Lágafellslaug is ideal for children. The tiles around the pool are made from a soft, rubbery material, which is great in an environment which is overrun by little, wet feet. There is also a shallow pool with a small slide for the youngest children.
For the older children (and parents) there are three big slides ranging from 12 metres long to 43 metres. There is also an indoor pool there as well as numerous hot tubs, a cold bath and a Finnish sauna.
- Address: Lækjarhlíð 1a, 270 Mosfellsbær
- Opening hours: Everyday from 6:30am - 9:30pm
Photo from Reykjavik.is
The pool overlooks the Elliðarárdalur valley, a gorgeous green area, in the middle of Reykjavík, which is popular with hikers and cyclist alike. The Elliðará river, runs through the valley with many little waterfalls and is ideal for salmon fishing. After hiking the valley, a dip in Árbæjarlaug pool is a great way to relax.
An indoor pool is located in a beautiful solarium, where you can swim through a little opening to the larger outdoor pool. The outdoor area also has a children pool, a big slide, a water fountain, a water bridge and a great hot tub area, making this one of the most impressive pools in Iceland.
- Address: Fylkisvegur 9, 110 Reykjavík
- Opening Hours: Weekdays from 6:30am - 10:00pm Weekends from 9:00am - 10:00pm
Photo from sundlaugar.is
Another great pool for families is Sundlaug Kópavogs. The town of Kópavogur lies immediately south of Reykjavík. Its name translates to 'baby seal bay' and in this pool, you can swim like a seal (yes, I said it).
Kópavogur's swimming pool has been one of the most popular swimming pools in Iceland in the last few years. It consists of three swimming pools, ranging from 50 to 10-metres in length.
There are also seven hot tubs. One of them is a jacuzzi hot tub and another is specially designed for children. There are three big water slides for children of all ages (and adults of all ages), a small slide for the youngest children, a cold bath and a very popular steam room.
- Address: Borgarholtsbraut 17, 200 Kópavogur
- Open: Weekdays from 6:30am - 10:00pm | Winter weekends from 8:00am - 06:00pm | Summer weekends from 8:00am - 8:00pm
Photo from Reykjavik.is

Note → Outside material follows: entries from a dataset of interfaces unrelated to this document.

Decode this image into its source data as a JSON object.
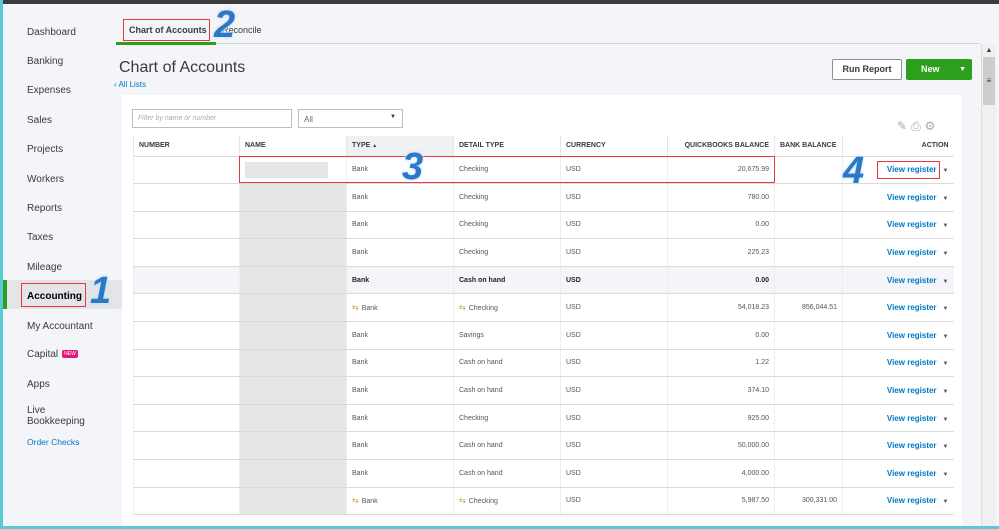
{
  "sidebar": {
    "items": [
      {
        "label": "Dashboard"
      },
      {
        "label": "Banking"
      },
      {
        "label": "Expenses"
      },
      {
        "label": "Sales"
      },
      {
        "label": "Projects"
      },
      {
        "label": "Workers"
      },
      {
        "label": "Reports"
      },
      {
        "label": "Taxes"
      },
      {
        "label": "Mileage"
      },
      {
        "label": "Accounting",
        "active": true
      },
      {
        "label": "My Accountant"
      },
      {
        "label": "Capital",
        "badge": "NEW"
      },
      {
        "label": "Apps"
      },
      {
        "label": "Live Bookkeeping"
      }
    ],
    "order_checks": "Order Checks"
  },
  "tabs": [
    {
      "label": "Chart of Accounts",
      "active": true
    },
    {
      "label": "Reconcile"
    }
  ],
  "page": {
    "title": "Chart of Accounts",
    "back_link": "All Lists",
    "run_report": "Run Report",
    "new": "New"
  },
  "filters": {
    "search_placeholder": "Filter by name or number",
    "type_select": "All"
  },
  "table": {
    "headers": [
      "NUMBER",
      "NAME",
      "TYPE",
      "DETAIL TYPE",
      "CURRENCY",
      "QUICKBOOKS BALANCE",
      "BANK BALANCE",
      "ACTION"
    ],
    "rows": [
      {
        "type": "Bank",
        "detail": "Checking",
        "currency": "USD",
        "qb": "20,675.99",
        "bank": "",
        "action": "View register"
      },
      {
        "type": "Bank",
        "detail": "Checking",
        "currency": "USD",
        "qb": "780.00",
        "bank": "",
        "action": "View register"
      },
      {
        "type": "Bank",
        "detail": "Checking",
        "currency": "USD",
        "qb": "0.00",
        "bank": "",
        "action": "View register"
      },
      {
        "type": "Bank",
        "detail": "Checking",
        "currency": "USD",
        "qb": "225.23",
        "bank": "",
        "action": "View register"
      },
      {
        "type": "Bank",
        "detail": "Cash on hand",
        "currency": "USD",
        "qb": "0.00",
        "bank": "",
        "action": "View register"
      },
      {
        "type": "Bank",
        "detail": "Checking",
        "currency": "USD",
        "qb": "54,018.23",
        "bank": "856,044.51",
        "action": "View register",
        "linked": true
      },
      {
        "type": "Bank",
        "detail": "Savings",
        "currency": "USD",
        "qb": "0.00",
        "bank": "",
        "action": "View register"
      },
      {
        "type": "Bank",
        "detail": "Cash on hand",
        "currency": "USD",
        "qb": "1.22",
        "bank": "",
        "action": "View register"
      },
      {
        "type": "Bank",
        "detail": "Cash on hand",
        "currency": "USD",
        "qb": "374.10",
        "bank": "",
        "action": "View register"
      },
      {
        "type": "Bank",
        "detail": "Checking",
        "currency": "USD",
        "qb": "925.00",
        "bank": "",
        "action": "View register"
      },
      {
        "type": "Bank",
        "detail": "Cash on hand",
        "currency": "USD",
        "qb": "50,000.00",
        "bank": "",
        "action": "View register"
      },
      {
        "type": "Bank",
        "detail": "Cash on hand",
        "currency": "USD",
        "qb": "4,000.00",
        "bank": "",
        "action": "View register"
      },
      {
        "type": "Bank",
        "detail": "Checking",
        "currency": "USD",
        "qb": "5,987.50",
        "bank": "300,331.00",
        "action": "View register",
        "linked": true
      }
    ]
  },
  "annotations": [
    "1",
    "2",
    "3",
    "4"
  ],
  "colors": {
    "accent_green": "#2ca01c",
    "link_blue": "#0077c5",
    "annotation_red": "#e8383d",
    "annotation_blue": "#2d78c4"
  }
}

The local's favourite pool, Vesturbæjarlaug is one of the cosiest and most charming pools in Reykjavík. It is located close to the University of Iceland, so it is usually filled with both locals and international university students (and teachers).

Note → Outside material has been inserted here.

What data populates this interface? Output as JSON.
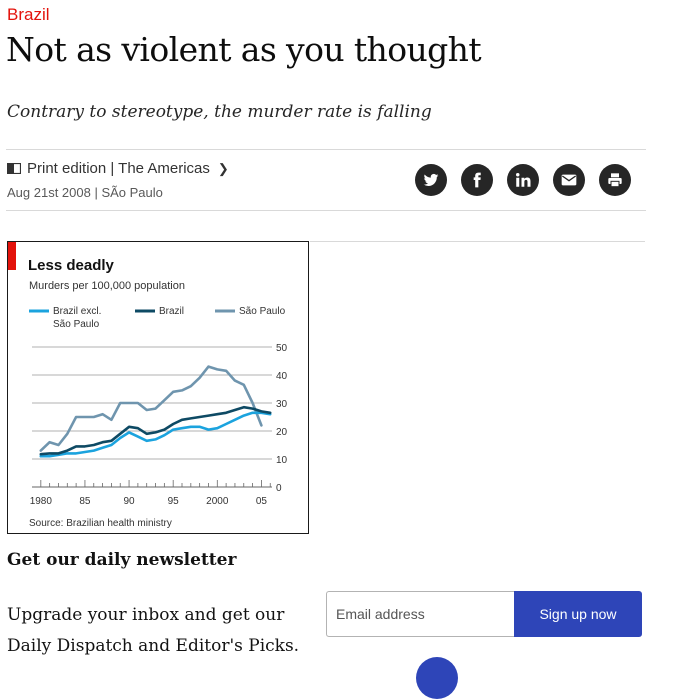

The pool is in Reykjavík's west side, and a walk from the city centre is ideal on a beautiful day. You can walk along the Ægisíða seaside path where you can see all the way to Bessastaðir (where the president lives) on the Álftanes peninsula.

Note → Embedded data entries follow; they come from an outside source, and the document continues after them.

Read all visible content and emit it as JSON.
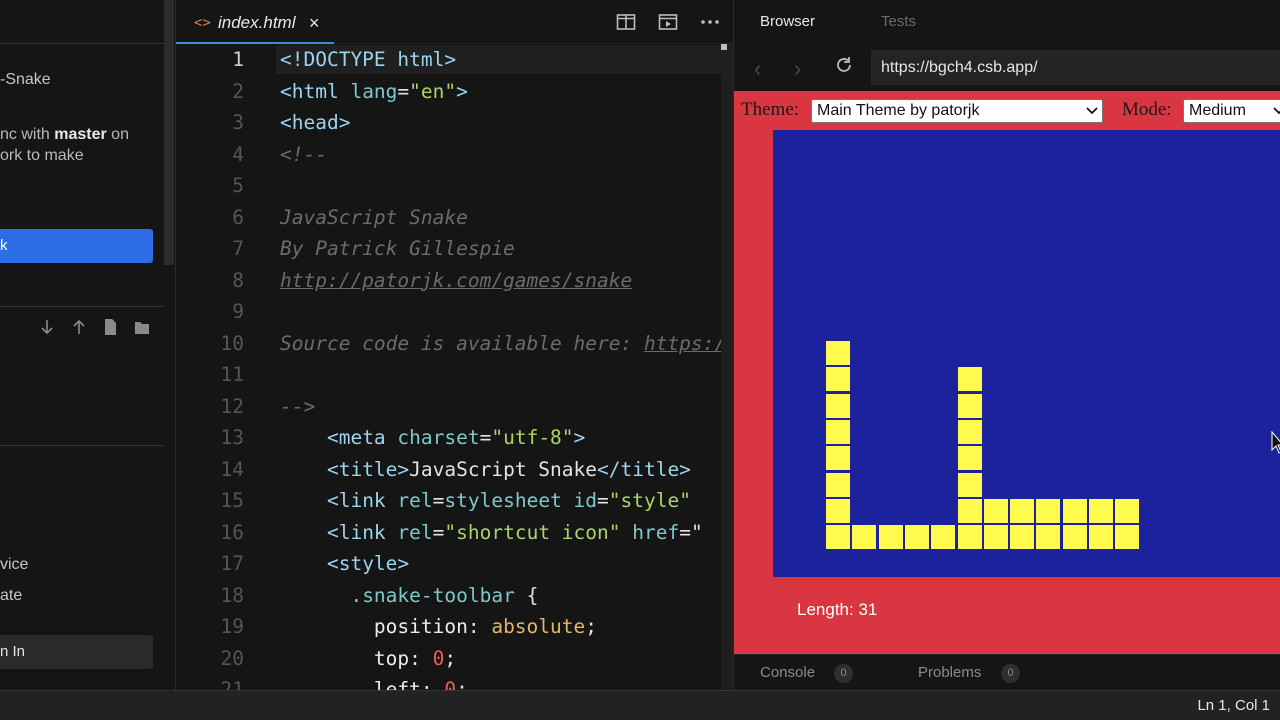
{
  "sidebar": {
    "snake_label": "-Snake",
    "sync_prefix": "nc with ",
    "sync_branch": "master",
    "sync_suffix": " on",
    "sync_line2": "ork to make",
    "primary_button": "k",
    "icons": [
      "arrow-down-icon",
      "arrow-up-icon",
      "new-file-icon",
      "new-folder-icon"
    ],
    "item_device": "vice",
    "item_template": "ate",
    "signin_button": "n In"
  },
  "editor": {
    "tab": {
      "label": "index.html",
      "icon": "<>",
      "close": "×"
    },
    "toolbar": [
      "split-editor-icon",
      "preview-icon",
      "more-icon"
    ],
    "active_line": 1,
    "lines": [
      [
        [
          "t-tag",
          "<!DOCTYPE html>"
        ]
      ],
      [
        [
          "t-tag",
          "<html "
        ],
        [
          "t-attr",
          "lang"
        ],
        [
          "t-punc",
          "="
        ],
        [
          "t-str",
          "\"en\""
        ],
        [
          "t-tag",
          ">"
        ]
      ],
      [
        [
          "t-tag",
          "<head>"
        ]
      ],
      [
        [
          "t-cmt",
          "<!--"
        ]
      ],
      [],
      [
        [
          "t-cmt",
          "JavaScript Snake"
        ]
      ],
      [
        [
          "t-cmt",
          "By Patrick Gillespie"
        ]
      ],
      [
        [
          "t-lnk",
          "http://patorjk.com/games/snake"
        ]
      ],
      [],
      [
        [
          "t-cmt",
          "Source code is available here: "
        ],
        [
          "t-lnk",
          "https://github.com/patorjk/JavaScript-Snake"
        ]
      ],
      [],
      [
        [
          "t-cmt",
          "-->"
        ]
      ],
      [
        [
          "t-punc",
          "    "
        ],
        [
          "t-tag",
          "<meta "
        ],
        [
          "t-attr",
          "charset"
        ],
        [
          "t-punc",
          "="
        ],
        [
          "t-str",
          "\"utf-8\""
        ],
        [
          "t-tag",
          ">"
        ]
      ],
      [
        [
          "t-punc",
          "    "
        ],
        [
          "t-tag",
          "<title>"
        ],
        [
          "t-punc",
          "JavaScript Snake"
        ],
        [
          "t-tag",
          "</title>"
        ]
      ],
      [
        [
          "t-punc",
          "    "
        ],
        [
          "t-tag",
          "<link "
        ],
        [
          "t-attr",
          "rel"
        ],
        [
          "t-punc",
          "="
        ],
        [
          "t-attr",
          "stylesheet "
        ],
        [
          "t-attr",
          "id"
        ],
        [
          "t-punc",
          "="
        ],
        [
          "t-str",
          "\"style\" "
        ]
      ],
      [
        [
          "t-punc",
          "    "
        ],
        [
          "t-tag",
          "<link "
        ],
        [
          "t-attr",
          "rel"
        ],
        [
          "t-punc",
          "="
        ],
        [
          "t-str",
          "\"shortcut icon\" "
        ],
        [
          "t-attr",
          "href"
        ],
        [
          "t-punc",
          "=\""
        ]
      ],
      [
        [
          "t-punc",
          "    "
        ],
        [
          "t-tag",
          "<style>"
        ]
      ],
      [
        [
          "t-punc",
          "      "
        ],
        [
          "t-attr",
          ".snake-toolbar"
        ],
        [
          "t-punc",
          " {"
        ]
      ],
      [
        [
          "t-punc",
          "        "
        ],
        [
          "t-prop",
          "position"
        ],
        [
          "t-punc",
          ": "
        ],
        [
          "t-val",
          "absolute"
        ],
        [
          "t-punc",
          ";"
        ]
      ],
      [
        [
          "t-punc",
          "        "
        ],
        [
          "t-prop",
          "top"
        ],
        [
          "t-punc",
          ": "
        ],
        [
          "t-num",
          "0"
        ],
        [
          "t-punc",
          ";"
        ]
      ],
      [
        [
          "t-punc",
          "        "
        ],
        [
          "t-prop",
          "left"
        ],
        [
          "t-punc",
          ": "
        ],
        [
          "t-num",
          "0"
        ],
        [
          "t-punc",
          ";"
        ]
      ]
    ]
  },
  "browser": {
    "tabs": [
      "Browser",
      "Tests"
    ],
    "url": "https://bgch4.csb.app/",
    "theme_label": "Theme:",
    "theme_value": "Main Theme by patorjk",
    "mode_label": "Mode:",
    "mode_value": "Medium",
    "length_text": "Length: 31",
    "snake_cells": [
      [
        2,
        8
      ],
      [
        2,
        9
      ],
      [
        2,
        10
      ],
      [
        2,
        11
      ],
      [
        2,
        12
      ],
      [
        2,
        13
      ],
      [
        2,
        14
      ],
      [
        2,
        15
      ],
      [
        3,
        15
      ],
      [
        4,
        15
      ],
      [
        5,
        15
      ],
      [
        6,
        15
      ],
      [
        7,
        15
      ],
      [
        7,
        14
      ],
      [
        7,
        13
      ],
      [
        7,
        12
      ],
      [
        7,
        11
      ],
      [
        7,
        10
      ],
      [
        7,
        9
      ],
      [
        8,
        14
      ],
      [
        9,
        14
      ],
      [
        10,
        14
      ],
      [
        11,
        14
      ],
      [
        12,
        14
      ],
      [
        13,
        14
      ],
      [
        8,
        15
      ],
      [
        9,
        15
      ],
      [
        10,
        15
      ],
      [
        11,
        15
      ],
      [
        12,
        15
      ],
      [
        13,
        15
      ]
    ]
  },
  "bottom_tabs": [
    {
      "label": "Console",
      "count": "0"
    },
    {
      "label": "Problems",
      "count": "0"
    }
  ],
  "status": {
    "position": "Ln 1, Col 1"
  }
}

Vesturbæjarlaug pool is a local hub of activity. Most (if not all) of Reykjavík's citizens have fond memories of coming to the pool when they were younger, and many still make their way west just for a soak in the tub. This is where Icelandic people meet to discuss politics, culture, the weather and life in one of the pool's four hot tubs. It also has a fantastic outdoor pool, a cold tub to cool you down and a gorgeous round steam room.
- Address: Hofsvallagata, 107 Reykjavík
- Opening hours: Weekdays from 6:30am - 10:00pm Weekends from 09:00am - 10:00pm
The Queen of Icelandic swimming pools has to be Laugardalslaug. It is the most popular swimming pool in Reykjavík as its size and location is ideal for those who are in Reykjavík for a short time.
The pool is located near the only camp site in Reykjavík, in the Laugardalur valley. It's just a short walking distance from Reykjavík's centre (or an even shorter bus ride). There are numerous cafés and restaurants in the area, as well as a small amusement park, a zoo with Icelandic farm animals and a botanical garden.
The Laugardalslaug pool, has two outdoor pools and one indoor, seven hot tubs (one filled with saltwater), sauna, water slides and a beach volleyball court. It's the perfect place to go on a sunny or snowy day.
- Address: Sundlaugarvegur, 104 Reykjavík
- Opening hours: Weekdays from 06:30am to 10:00pm Weekends from 08:00am to 10:00pm
Have you been to these swimming pools? What are some of your favourite swimming pools? How was your experience, did you talk to the locals in the hot tubs?